For each line below that contains the word "Default", make a copy.

Interface dataset entries:

····················

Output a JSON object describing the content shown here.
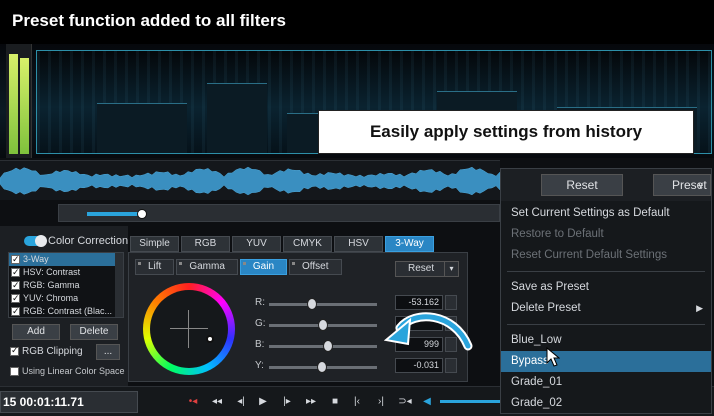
{
  "header": {
    "title": "Preset function added to all filters"
  },
  "callout": {
    "text": "Easily apply settings from history"
  },
  "left_panel": {
    "toggle_label": "Color Correction",
    "filters": [
      {
        "label": "3-Way",
        "checked": true,
        "selected": true
      },
      {
        "label": "HSV: Contrast",
        "checked": true,
        "selected": false
      },
      {
        "label": "RGB: Gamma",
        "checked": true,
        "selected": false
      },
      {
        "label": "YUV: Chroma",
        "checked": true,
        "selected": false
      },
      {
        "label": "RGB: Contrast (Blac...",
        "checked": true,
        "selected": false
      }
    ],
    "add_label": "Add",
    "delete_label": "Delete",
    "rgb_clipping_label": "RGB Clipping",
    "rgb_clipping_checked": true,
    "ellipsis_label": "...",
    "linear_color_space_label": "Using Linear Color Space",
    "linear_color_space_checked": false
  },
  "tabs": [
    "Simple",
    "RGB",
    "YUV",
    "CMYK",
    "HSV",
    "3-Way"
  ],
  "active_tab": "3-Way",
  "subtabs": [
    "Lift",
    "Gamma",
    "Gain",
    "Offset"
  ],
  "active_subtab": "Gain",
  "cc_reset_label": "Reset",
  "channels": [
    {
      "label": "R:",
      "value": "-53.162",
      "level": 0.4
    },
    {
      "label": "G:",
      "value": "",
      "level": 0.5
    },
    {
      "label": "B:",
      "value": "999",
      "level": 0.55
    },
    {
      "label": "Y:",
      "value": "-0.031",
      "level": 0.49
    }
  ],
  "preset_panel": {
    "reset_label": "Reset",
    "preset_label": "Preset",
    "menu": [
      {
        "label": "Set Current Settings as Default",
        "disabled": false
      },
      {
        "label": "Restore to Default",
        "disabled": true
      },
      {
        "label": "Reset Current Default Settings",
        "disabled": true
      },
      {
        "separator": true
      },
      {
        "label": "Save as Preset",
        "disabled": false
      },
      {
        "label": "Delete Preset",
        "disabled": false,
        "submenu": true
      },
      {
        "separator": true
      },
      {
        "label": "Blue_Low",
        "disabled": false
      },
      {
        "label": "Bypass",
        "disabled": false,
        "highlighted": true
      },
      {
        "label": "Grade_01",
        "disabled": false
      },
      {
        "label": "Grade_02",
        "disabled": false
      }
    ]
  },
  "transport": {
    "timecode": "15  00:01:11.71"
  },
  "colors": {
    "accent": "#2aa4dc",
    "highlight": "#2b6f9a",
    "tab_active": "#2a86c4"
  },
  "icons": [
    "chevron-down-icon",
    "submenu-arrow-icon",
    "mouse-pointer-icon",
    "curved-arrow-icon",
    "play-icon",
    "stop-icon",
    "volume-icon"
  ]
}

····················

:: Answer section ::
        "label": "Set Current Settings as Default",
        "label": "Restore to Default",
        "label": "Reset Current Default Settings",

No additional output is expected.